▸ Supplied data:
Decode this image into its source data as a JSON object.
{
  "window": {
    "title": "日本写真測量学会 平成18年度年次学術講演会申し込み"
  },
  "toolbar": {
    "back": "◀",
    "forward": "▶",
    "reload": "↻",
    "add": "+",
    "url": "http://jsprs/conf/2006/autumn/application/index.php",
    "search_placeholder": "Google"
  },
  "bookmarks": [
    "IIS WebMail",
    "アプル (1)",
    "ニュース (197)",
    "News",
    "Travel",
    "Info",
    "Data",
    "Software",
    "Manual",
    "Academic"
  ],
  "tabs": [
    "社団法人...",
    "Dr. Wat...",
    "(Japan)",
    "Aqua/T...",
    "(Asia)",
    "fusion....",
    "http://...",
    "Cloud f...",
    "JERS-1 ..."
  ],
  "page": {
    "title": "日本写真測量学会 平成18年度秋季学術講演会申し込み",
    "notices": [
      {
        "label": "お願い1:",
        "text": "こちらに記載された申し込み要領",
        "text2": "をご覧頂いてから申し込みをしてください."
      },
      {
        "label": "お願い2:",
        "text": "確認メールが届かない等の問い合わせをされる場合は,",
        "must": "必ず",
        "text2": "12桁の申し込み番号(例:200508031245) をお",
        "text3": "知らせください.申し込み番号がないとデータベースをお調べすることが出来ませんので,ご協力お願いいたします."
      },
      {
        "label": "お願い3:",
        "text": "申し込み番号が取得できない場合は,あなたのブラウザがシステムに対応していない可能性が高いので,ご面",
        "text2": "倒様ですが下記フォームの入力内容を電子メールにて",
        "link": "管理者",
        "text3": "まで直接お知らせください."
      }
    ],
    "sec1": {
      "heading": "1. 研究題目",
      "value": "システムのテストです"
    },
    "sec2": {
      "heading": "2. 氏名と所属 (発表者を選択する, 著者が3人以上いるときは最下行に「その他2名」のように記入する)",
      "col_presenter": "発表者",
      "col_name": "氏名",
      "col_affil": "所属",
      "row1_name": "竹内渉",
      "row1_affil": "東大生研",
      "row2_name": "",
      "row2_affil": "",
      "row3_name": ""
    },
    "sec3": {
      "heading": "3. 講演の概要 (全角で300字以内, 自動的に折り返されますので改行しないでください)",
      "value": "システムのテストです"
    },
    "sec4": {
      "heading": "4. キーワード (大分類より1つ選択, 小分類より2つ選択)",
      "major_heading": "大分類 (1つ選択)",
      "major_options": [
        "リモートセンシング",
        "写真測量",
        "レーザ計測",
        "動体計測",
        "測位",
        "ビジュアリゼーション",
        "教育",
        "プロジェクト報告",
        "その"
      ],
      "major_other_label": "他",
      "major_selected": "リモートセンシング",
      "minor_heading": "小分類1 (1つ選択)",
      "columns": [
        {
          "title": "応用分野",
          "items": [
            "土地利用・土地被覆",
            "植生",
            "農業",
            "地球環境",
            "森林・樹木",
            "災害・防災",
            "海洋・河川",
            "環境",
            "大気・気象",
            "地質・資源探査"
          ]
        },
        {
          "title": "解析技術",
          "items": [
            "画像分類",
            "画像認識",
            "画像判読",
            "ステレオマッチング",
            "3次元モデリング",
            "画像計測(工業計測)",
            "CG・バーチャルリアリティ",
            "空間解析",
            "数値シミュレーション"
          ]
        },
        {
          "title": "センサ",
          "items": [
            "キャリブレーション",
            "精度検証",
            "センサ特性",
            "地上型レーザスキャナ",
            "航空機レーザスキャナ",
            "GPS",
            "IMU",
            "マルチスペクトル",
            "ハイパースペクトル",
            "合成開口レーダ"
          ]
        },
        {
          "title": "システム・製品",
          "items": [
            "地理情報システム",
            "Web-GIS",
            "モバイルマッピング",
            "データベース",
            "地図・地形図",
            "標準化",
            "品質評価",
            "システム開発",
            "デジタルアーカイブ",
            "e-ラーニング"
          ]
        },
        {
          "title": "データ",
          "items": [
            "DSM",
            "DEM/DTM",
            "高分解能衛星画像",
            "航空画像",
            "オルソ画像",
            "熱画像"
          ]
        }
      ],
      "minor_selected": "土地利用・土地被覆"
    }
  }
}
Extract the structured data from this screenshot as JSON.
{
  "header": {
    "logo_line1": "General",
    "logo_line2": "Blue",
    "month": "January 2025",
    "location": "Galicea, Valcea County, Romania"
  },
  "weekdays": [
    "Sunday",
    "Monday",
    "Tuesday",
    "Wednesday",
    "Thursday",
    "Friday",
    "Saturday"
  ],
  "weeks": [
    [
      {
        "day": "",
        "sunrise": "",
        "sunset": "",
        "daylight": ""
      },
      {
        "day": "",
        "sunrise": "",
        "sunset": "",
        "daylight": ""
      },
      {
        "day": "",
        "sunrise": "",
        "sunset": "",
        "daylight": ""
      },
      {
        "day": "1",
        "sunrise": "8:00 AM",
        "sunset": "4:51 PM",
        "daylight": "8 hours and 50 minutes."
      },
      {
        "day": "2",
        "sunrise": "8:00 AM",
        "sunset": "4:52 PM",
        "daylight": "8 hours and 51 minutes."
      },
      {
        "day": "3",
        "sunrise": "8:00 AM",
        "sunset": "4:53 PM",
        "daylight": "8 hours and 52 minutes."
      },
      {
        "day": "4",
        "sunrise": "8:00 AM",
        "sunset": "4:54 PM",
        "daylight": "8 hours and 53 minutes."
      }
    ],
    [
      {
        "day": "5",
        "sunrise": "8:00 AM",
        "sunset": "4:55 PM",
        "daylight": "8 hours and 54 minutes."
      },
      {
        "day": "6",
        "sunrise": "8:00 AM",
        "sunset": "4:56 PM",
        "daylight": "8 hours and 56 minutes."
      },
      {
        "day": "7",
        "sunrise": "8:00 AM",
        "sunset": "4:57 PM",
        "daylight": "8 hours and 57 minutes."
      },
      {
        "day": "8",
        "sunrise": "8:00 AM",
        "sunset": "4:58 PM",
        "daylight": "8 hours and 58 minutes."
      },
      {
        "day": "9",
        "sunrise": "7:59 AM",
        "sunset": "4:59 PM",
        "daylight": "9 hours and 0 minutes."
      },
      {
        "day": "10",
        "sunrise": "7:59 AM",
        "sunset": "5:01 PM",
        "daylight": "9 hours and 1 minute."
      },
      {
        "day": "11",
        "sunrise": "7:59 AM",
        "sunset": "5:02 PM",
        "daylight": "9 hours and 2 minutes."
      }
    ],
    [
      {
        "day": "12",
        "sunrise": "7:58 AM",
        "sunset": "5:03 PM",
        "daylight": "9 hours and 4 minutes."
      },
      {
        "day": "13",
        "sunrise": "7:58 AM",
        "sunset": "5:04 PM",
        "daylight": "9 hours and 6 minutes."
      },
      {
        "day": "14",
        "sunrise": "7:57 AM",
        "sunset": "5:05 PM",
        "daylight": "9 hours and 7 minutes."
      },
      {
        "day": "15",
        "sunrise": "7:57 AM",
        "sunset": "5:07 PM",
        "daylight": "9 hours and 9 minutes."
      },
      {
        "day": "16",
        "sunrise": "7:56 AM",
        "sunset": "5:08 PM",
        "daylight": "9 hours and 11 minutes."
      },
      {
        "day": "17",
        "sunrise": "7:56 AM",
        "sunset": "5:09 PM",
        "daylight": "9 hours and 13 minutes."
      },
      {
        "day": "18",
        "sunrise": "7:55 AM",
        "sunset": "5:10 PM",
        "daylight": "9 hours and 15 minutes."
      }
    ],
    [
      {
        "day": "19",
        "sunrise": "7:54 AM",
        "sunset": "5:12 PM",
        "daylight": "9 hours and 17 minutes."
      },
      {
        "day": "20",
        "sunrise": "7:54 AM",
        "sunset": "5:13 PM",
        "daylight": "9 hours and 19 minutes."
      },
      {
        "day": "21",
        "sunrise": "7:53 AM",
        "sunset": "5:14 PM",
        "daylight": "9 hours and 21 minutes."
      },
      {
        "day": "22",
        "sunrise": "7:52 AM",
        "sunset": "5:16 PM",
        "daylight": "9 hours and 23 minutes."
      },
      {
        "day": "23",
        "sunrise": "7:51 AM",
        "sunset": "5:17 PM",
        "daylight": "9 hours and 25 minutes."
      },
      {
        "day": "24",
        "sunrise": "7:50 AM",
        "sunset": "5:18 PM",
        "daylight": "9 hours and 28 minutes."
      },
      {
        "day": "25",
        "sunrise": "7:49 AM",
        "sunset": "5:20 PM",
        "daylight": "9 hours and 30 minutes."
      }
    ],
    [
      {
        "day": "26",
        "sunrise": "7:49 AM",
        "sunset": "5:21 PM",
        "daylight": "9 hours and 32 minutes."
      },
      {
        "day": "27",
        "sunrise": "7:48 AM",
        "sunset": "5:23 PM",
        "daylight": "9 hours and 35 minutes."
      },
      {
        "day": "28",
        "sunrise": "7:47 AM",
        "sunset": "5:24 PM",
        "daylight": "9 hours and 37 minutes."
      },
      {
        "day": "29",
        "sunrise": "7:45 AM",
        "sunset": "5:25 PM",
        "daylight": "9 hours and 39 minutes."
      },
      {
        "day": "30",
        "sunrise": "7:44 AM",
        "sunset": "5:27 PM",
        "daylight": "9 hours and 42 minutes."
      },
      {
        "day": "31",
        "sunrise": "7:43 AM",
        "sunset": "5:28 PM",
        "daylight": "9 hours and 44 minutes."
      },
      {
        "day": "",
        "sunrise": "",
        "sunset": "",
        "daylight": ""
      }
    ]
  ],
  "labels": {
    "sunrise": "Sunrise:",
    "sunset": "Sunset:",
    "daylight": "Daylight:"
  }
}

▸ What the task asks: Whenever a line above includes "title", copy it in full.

▸ Exercise solution:
    "title": "日本写真測量学会 平成18年度年次学術講演会申し込み"
    "title": "日本写真測量学会 平成18年度秋季学術講演会申し込み",
          "title": "応用分野",
          "title": "解析技術",
          "title": "センサ",
          "title": "システム・製品",
          "title": "データ",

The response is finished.